WHAT IS REQUIRED:
Copy out all lines of the listing below that hold "Employer".

BEGIN

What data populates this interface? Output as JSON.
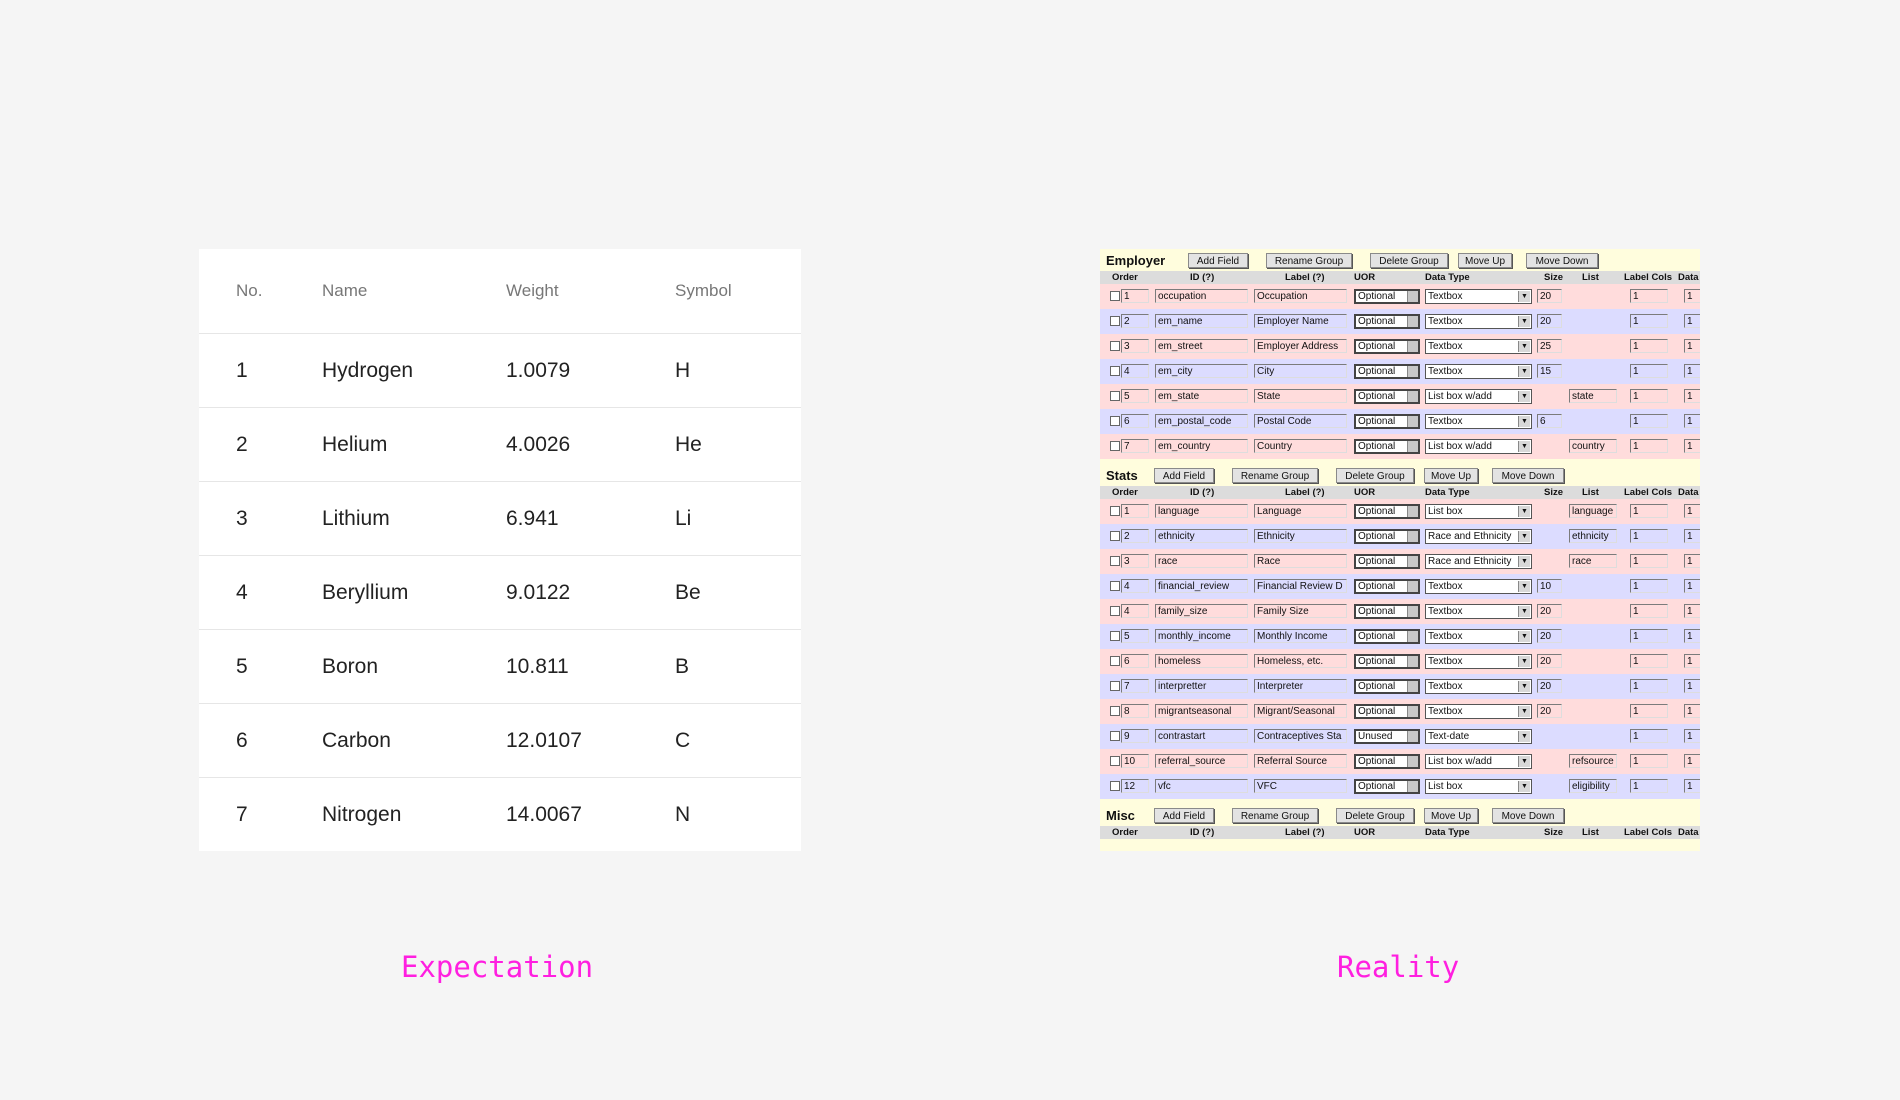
{
  "expectation": {
    "caption": "Expectation",
    "headers": [
      "No.",
      "Name",
      "Weight",
      "Symbol"
    ],
    "rows": [
      [
        "1",
        "Hydrogen",
        "1.0079",
        "H"
      ],
      [
        "2",
        "Helium",
        "4.0026",
        "He"
      ],
      [
        "3",
        "Lithium",
        "6.941",
        "Li"
      ],
      [
        "4",
        "Beryllium",
        "9.0122",
        "Be"
      ],
      [
        "5",
        "Boron",
        "10.811",
        "B"
      ],
      [
        "6",
        "Carbon",
        "12.0107",
        "C"
      ],
      [
        "7",
        "Nitrogen",
        "14.0067",
        "N"
      ]
    ]
  },
  "reality": {
    "caption": "Reality",
    "buttons": [
      "Add Field",
      "Rename Group",
      "Delete Group",
      "Move Up",
      "Move Down"
    ],
    "columns": [
      "Order",
      "ID (?)",
      "Label (?)",
      "UOR",
      "Data Type",
      "Size",
      "List",
      "Label Cols",
      "Data"
    ],
    "groups": [
      {
        "name": "Employer",
        "buttons": [
          "Add Field",
          "Rename Group",
          "Delete Group",
          "Move Up",
          "Move Down"
        ],
        "rows": [
          {
            "order": "1",
            "id": "occupation",
            "label": "Occupation",
            "uor": "Optional",
            "type": "Textbox",
            "size": "20",
            "list": "",
            "lcols": "1",
            "data": "1"
          },
          {
            "order": "2",
            "id": "em_name",
            "label": "Employer Name",
            "uor": "Optional",
            "type": "Textbox",
            "size": "20",
            "list": "",
            "lcols": "1",
            "data": "1"
          },
          {
            "order": "3",
            "id": "em_street",
            "label": "Employer Address",
            "uor": "Optional",
            "type": "Textbox",
            "size": "25",
            "list": "",
            "lcols": "1",
            "data": "1"
          },
          {
            "order": "4",
            "id": "em_city",
            "label": "City",
            "uor": "Optional",
            "type": "Textbox",
            "size": "15",
            "list": "",
            "lcols": "1",
            "data": "1"
          },
          {
            "order": "5",
            "id": "em_state",
            "label": "State",
            "uor": "Optional",
            "type": "List box w/add",
            "size": "",
            "list": "state",
            "lcols": "1",
            "data": "1"
          },
          {
            "order": "6",
            "id": "em_postal_code",
            "label": "Postal Code",
            "uor": "Optional",
            "type": "Textbox",
            "size": "6",
            "list": "",
            "lcols": "1",
            "data": "1"
          },
          {
            "order": "7",
            "id": "em_country",
            "label": "Country",
            "uor": "Optional",
            "type": "List box w/add",
            "size": "",
            "list": "country",
            "lcols": "1",
            "data": "1"
          }
        ]
      },
      {
        "name": "Stats",
        "buttons": [
          "Add Field",
          "Rename Group",
          "Delete Group",
          "Move Up",
          "Move Down"
        ],
        "rows": [
          {
            "order": "1",
            "id": "language",
            "label": "Language",
            "uor": "Optional",
            "type": "List box",
            "size": "",
            "list": "language",
            "lcols": "1",
            "data": "1"
          },
          {
            "order": "2",
            "id": "ethnicity",
            "label": "Ethnicity",
            "uor": "Optional",
            "type": "Race and Ethnicity",
            "size": "",
            "list": "ethnicity",
            "lcols": "1",
            "data": "1"
          },
          {
            "order": "3",
            "id": "race",
            "label": "Race",
            "uor": "Optional",
            "type": "Race and Ethnicity",
            "size": "",
            "list": "race",
            "lcols": "1",
            "data": "1"
          },
          {
            "order": "4",
            "id": "financial_review",
            "label": "Financial Review D",
            "uor": "Optional",
            "type": "Textbox",
            "size": "10",
            "list": "",
            "lcols": "1",
            "data": "1"
          },
          {
            "order": "4",
            "id": "family_size",
            "label": "Family Size",
            "uor": "Optional",
            "type": "Textbox",
            "size": "20",
            "list": "",
            "lcols": "1",
            "data": "1"
          },
          {
            "order": "5",
            "id": "monthly_income",
            "label": "Monthly Income",
            "uor": "Optional",
            "type": "Textbox",
            "size": "20",
            "list": "",
            "lcols": "1",
            "data": "1"
          },
          {
            "order": "6",
            "id": "homeless",
            "label": "Homeless, etc.",
            "uor": "Optional",
            "type": "Textbox",
            "size": "20",
            "list": "",
            "lcols": "1",
            "data": "1"
          },
          {
            "order": "7",
            "id": "interpretter",
            "label": "Interpreter",
            "uor": "Optional",
            "type": "Textbox",
            "size": "20",
            "list": "",
            "lcols": "1",
            "data": "1"
          },
          {
            "order": "8",
            "id": "migrantseasonal",
            "label": "Migrant/Seasonal",
            "uor": "Optional",
            "type": "Textbox",
            "size": "20",
            "list": "",
            "lcols": "1",
            "data": "1"
          },
          {
            "order": "9",
            "id": "contrastart",
            "label": "Contraceptives Sta",
            "uor": "Unused",
            "type": "Text-date",
            "size": "",
            "list": "",
            "lcols": "1",
            "data": "1"
          },
          {
            "order": "10",
            "id": "referral_source",
            "label": "Referral Source",
            "uor": "Optional",
            "type": "List box w/add",
            "size": "",
            "list": "refsource",
            "lcols": "1",
            "data": "1"
          },
          {
            "order": "12",
            "id": "vfc",
            "label": "VFC",
            "uor": "Optional",
            "type": "List box",
            "size": "",
            "list": "eligibility",
            "lcols": "1",
            "data": "1"
          }
        ]
      },
      {
        "name": "Misc",
        "buttons": [
          "Add Field",
          "Rename Group",
          "Delete Group",
          "Move Up",
          "Move Down"
        ],
        "rows": []
      }
    ]
  },
  "colors": {
    "caption": "#ff1fe0",
    "pink_row": "#ffdcdc",
    "blue_row": "#dcdcff",
    "panel_bg": "#fffddd"
  }
}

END

FINISHED TASK:
        "name": "Employer",
            "label": "Employer Name",
            "label": "Employer Address",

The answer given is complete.